> **Task prompt**: You are asked to repeat the listing word for word and to leave out its pictures.

> **Source information**:
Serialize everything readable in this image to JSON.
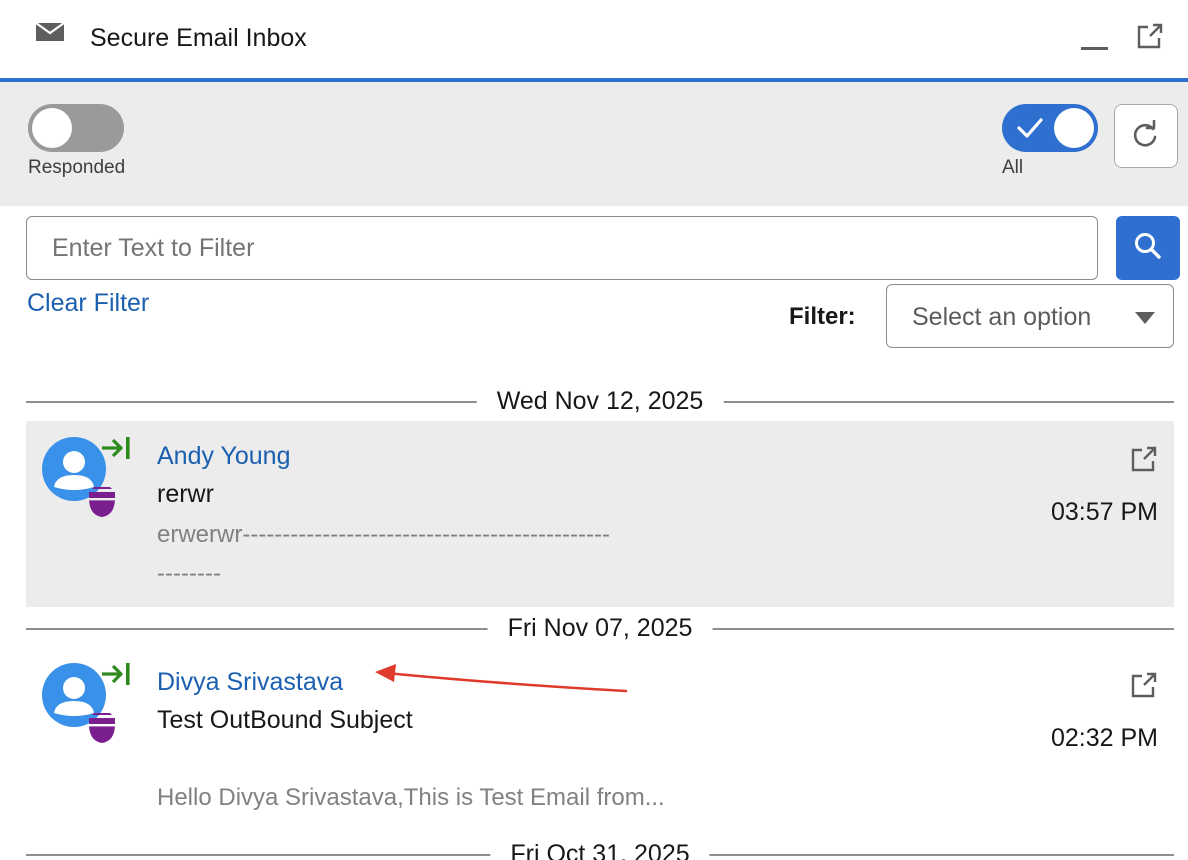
{
  "window": {
    "title": "Secure Email Inbox"
  },
  "toolbar": {
    "responded_label": "Responded",
    "responded_on": false,
    "all_label": "All",
    "all_on": true
  },
  "search": {
    "placeholder": "Enter Text to Filter",
    "value": "",
    "clear_label": "Clear Filter",
    "filter_label": "Filter:",
    "filter_placeholder": "Select an option"
  },
  "groups": [
    {
      "date": "Wed Nov 12, 2025",
      "emails": [
        {
          "sender": "Andy Young",
          "subject": "rerwr",
          "preview": "erwerwr----------------------------------------------\n--------",
          "time": "03:57 PM",
          "selected": true
        }
      ]
    },
    {
      "date": "Fri Nov 07, 2025",
      "emails": [
        {
          "sender": "Divya Srivastava",
          "subject": "Test OutBound Subject",
          "preview": "Hello Divya Srivastava,This is Test Email from...",
          "time": "02:32 PM",
          "selected": false
        }
      ]
    },
    {
      "date": "Fri Oct 31, 2025",
      "emails": []
    }
  ],
  "colors": {
    "accent": "#2e6fd0",
    "link": "#1b5fb1",
    "outbound_arrow": "#2e8a1f",
    "badge": "#7b1f8f",
    "annotation": "#e03a2a"
  }
}
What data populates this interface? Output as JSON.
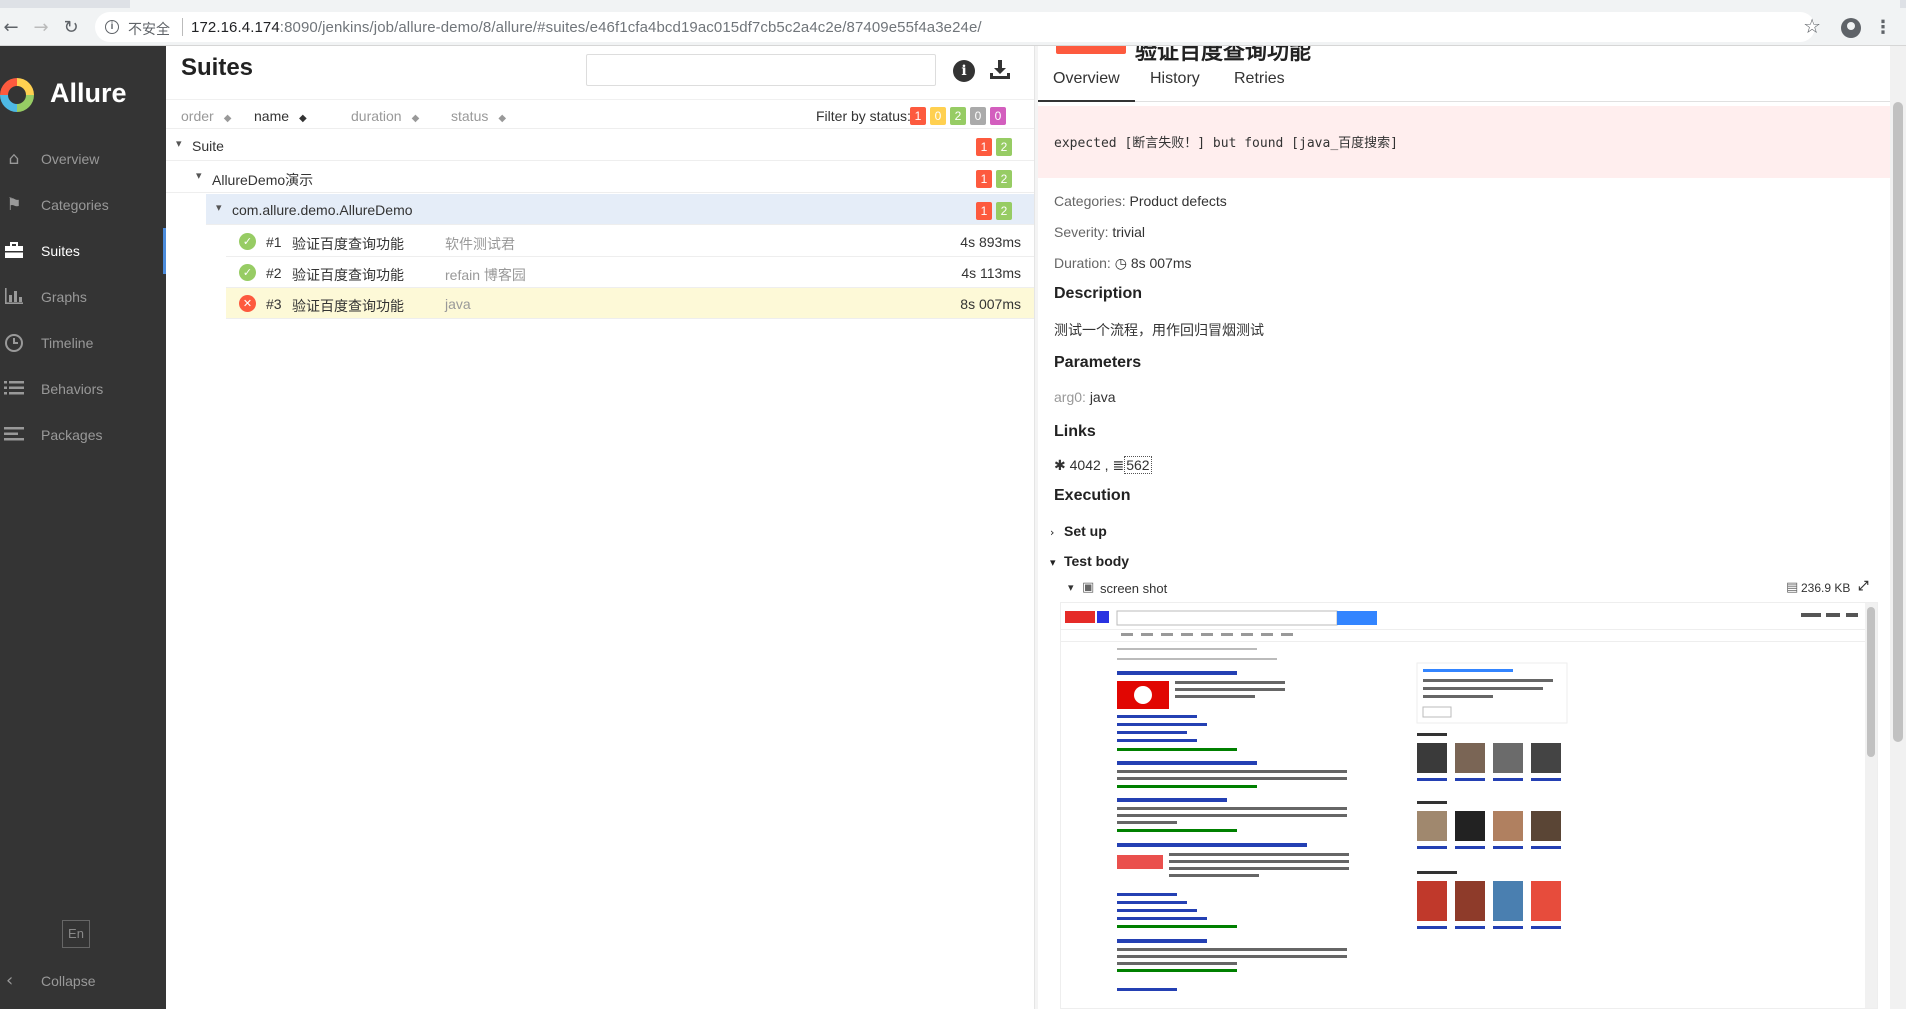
{
  "browser": {
    "insecure_label": "不安全",
    "url_host": "172.16.4.174",
    "url_rest": ":8090/jenkins/job/allure-demo/8/allure/#suites/e46f1cfa4bcd19ac015df7cb5c2a4c2e/87409e55f4a3e24e/"
  },
  "sidebar": {
    "brand": "Allure",
    "items": [
      {
        "label": "Overview",
        "icon": "home-icon"
      },
      {
        "label": "Categories",
        "icon": "flag-icon"
      },
      {
        "label": "Suites",
        "icon": "briefcase-icon",
        "active": true
      },
      {
        "label": "Graphs",
        "icon": "bar-chart-icon"
      },
      {
        "label": "Timeline",
        "icon": "clock-icon"
      },
      {
        "label": "Behaviors",
        "icon": "list-icon"
      },
      {
        "label": "Packages",
        "icon": "align-left-icon"
      }
    ],
    "lang": "En",
    "collapse": "Collapse"
  },
  "suites": {
    "title": "Suites",
    "search_placeholder": "",
    "sort": {
      "order": "order",
      "name": "name",
      "duration": "duration",
      "status": "status"
    },
    "filter_label": "Filter by status:",
    "filter_counts": [
      {
        "value": "1",
        "color": "#fd5a3e"
      },
      {
        "value": "0",
        "color": "#ffd050"
      },
      {
        "value": "2",
        "color": "#97cc64"
      },
      {
        "value": "0",
        "color": "#aaaaaa"
      },
      {
        "value": "0",
        "color": "#d35ebe"
      }
    ],
    "tree": [
      {
        "label": "Suite",
        "failed": "1",
        "passed": "2"
      },
      {
        "label": "AllureDemo演示",
        "failed": "1",
        "passed": "2"
      },
      {
        "label": "com.allure.demo.AllureDemo",
        "failed": "1",
        "passed": "2"
      }
    ],
    "tests": [
      {
        "num": "#1",
        "name": "验证百度查询功能",
        "desc": "软件测试君",
        "duration": "4s 893ms",
        "status": "passed"
      },
      {
        "num": "#2",
        "name": "验证百度查询功能",
        "desc": "refain 博客园",
        "duration": "4s 113ms",
        "status": "passed"
      },
      {
        "num": "#3",
        "name": "验证百度查询功能",
        "desc": "java",
        "duration": "8s 007ms",
        "status": "failed"
      }
    ]
  },
  "details": {
    "title": "验证百度查询功能",
    "tabs": [
      "Overview",
      "History",
      "Retries"
    ],
    "error": "expected [断言失败！] but found [java_百度搜索]",
    "categories_key": "Categories:",
    "categories_val": "Product defects",
    "severity_key": "Severity:",
    "severity_val": "trivial",
    "duration_key": "Duration:",
    "duration_val": "8s 007ms",
    "description_title": "Description",
    "description": "测试一个流程，用作回归冒烟测试",
    "parameters_title": "Parameters",
    "param_key": "arg0:",
    "param_val": "java",
    "links_title": "Links",
    "link_issue": "4042",
    "link_tms": "562",
    "execution_title": "Execution",
    "setup": "Set up",
    "testbody": "Test body",
    "attachment_name": "screen shot",
    "attachment_size": "236.9 KB"
  }
}
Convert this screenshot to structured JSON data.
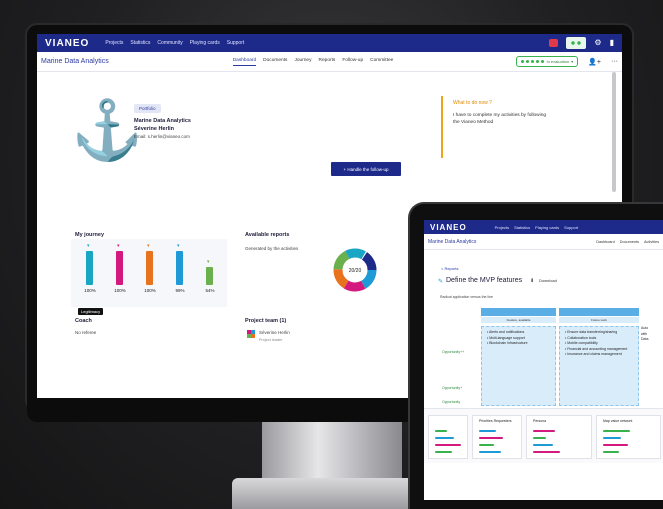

> **Result of the exercise**:
Serialize everything readable in this image to JSON.
{
  "window": {
    "title": "Secure Email Inbox"
  },
  "toolbar": {
    "responded_label": "Responded",
    "responded_on": false,
    "all_label": "All",
    "all_on": true
  },
  "search": {
    "placeholder": "Enter Text to Filter",
    "value": "",
    "clear_label": "Clear Filter",
    "filter_label": "Filter:",
    "filter_placeholder": "Select an option"
  },
  "groups": [
    {
      "date": "Wed Nov 12, 2025",
      "emails": [
        {
          "sender": "Andy Young",
          "subject": "rerwr",
          "preview": "erwerwr----------------------------------------------\n--------",
          "time": "03:57 PM",
          "selected": true
        }
      ]
    },
    {
      "date": "Fri Nov 07, 2025",
      "emails": [
        {
          "sender": "Divya Srivastava",
          "subject": "Test OutBound Subject",
          "preview": "Hello Divya Srivastava,This is Test Email from...",
          "time": "02:32 PM",
          "selected": false
        }
      ]
    },
    {
      "date": "Fri Oct 31, 2025",
      "emails": []
    }
  ],
  "colors": {
    "accent": "#2e6fd0",
    "link": "#1b5fb1",
    "outbound_arrow": "#2e8a1f",
    "badge": "#7b1f8f",
    "annotation": "#e03a2a"
  }
}
What data populates this interface? Output as JSON.
{
  "browser": {
    "insecure_label": "不安全",
    "url_host": "172.16.4.174",
    "url_rest": ":8090/jenkins/job/allure-demo/8/allure/#suites/e46f1cfa4bcd19ac015df7cb5c2a4c2e/87409e55f4a3e24e/"
  },
  "sidebar": {
    "brand": "Allure",
    "items": [
      {
        "label": "Overview",
        "icon": "home-icon"
      },
      {
        "label": "Categories",
        "icon": "flag-icon"
      },
      {
        "label": "Suites",
        "icon": "briefcase-icon",
        "active": true
      },
      {
        "label": "Graphs",
        "icon": "bar-chart-icon"
      },
      {
        "label": "Timeline",
        "icon": "clock-icon"
      },
      {
        "label": "Behaviors",
        "icon": "list-icon"
      },
      {
        "label": "Packages",
        "icon": "align-left-icon"
      }
    ],
    "lang": "En",
    "collapse": "Collapse"
  },
  "suites": {
    "title": "Suites",
    "search_placeholder": "",
    "sort": {
      "order": "order",
      "name": "name",
      "duration": "duration",
      "status": "status"
    },
    "filter_label": "Filter by status:",
    "filter_counts": [
      {
        "value": "1",
        "color": "#fd5a3e"
      },
      {
        "value": "0",
        "color": "#ffd050"
      },
      {
        "value": "2",
        "color": "#97cc64"
      },
      {
        "value": "0",
        "color": "#aaaaaa"
      },
      {
        "value": "0",
        "color": "#d35ebe"
      }
    ],
    "tree": [
      {
        "label": "Suite",
        "failed": "1",
        "passed": "2"
      },
      {
        "label": "AllureDemo演示",
        "failed": "1",
        "passed": "2"
      },
      {
        "label": "com.allure.demo.AllureDemo",
        "failed": "1",
        "passed": "2"
      }
    ],
    "tests": [
      {
        "num": "#1",
        "name": "验证百度查询功能",
        "desc": "软件测试君",
        "duration": "4s 893ms",
        "status": "passed"
      },
      {
        "num": "#2",
        "name": "验证百度查询功能",
        "desc": "refain 博客园",
        "duration": "4s 113ms",
        "status": "passed"
      },
      {
        "num": "#3",
        "name": "验证百度查询功能",
        "desc": "java",
        "duration": "8s 007ms",
        "status": "failed"
      }
    ]
  },
  "details": {
    "title": "验证百度查询功能",
    "tabs": [
      "Overview",
      "History",
      "Retries"
    ],
    "error": "expected [断言失败！] but found [java_百度搜索]",
    "categories_key": "Categories:",
    "categories_val": "Product defects",
    "severity_key": "Severity:",
    "severity_val": "trivial",
    "duration_key": "Duration:",
    "duration_val": "8s 007ms",
    "description_title": "Description",
    "description": "测试一个流程，用作回归冒烟测试",
    "parameters_title": "Parameters",
    "param_key": "arg0:",
    "param_val": "java",
    "links_title": "Links",
    "link_issue": "4042",
    "link_tms": "562",
    "execution_title": "Execution",
    "setup": "Set up",
    "testbody": "Test body",
    "attachment_name": "screen shot",
    "attachment_size": "236.9 KB"
  }
}
Convert this screenshot to structured JSON data.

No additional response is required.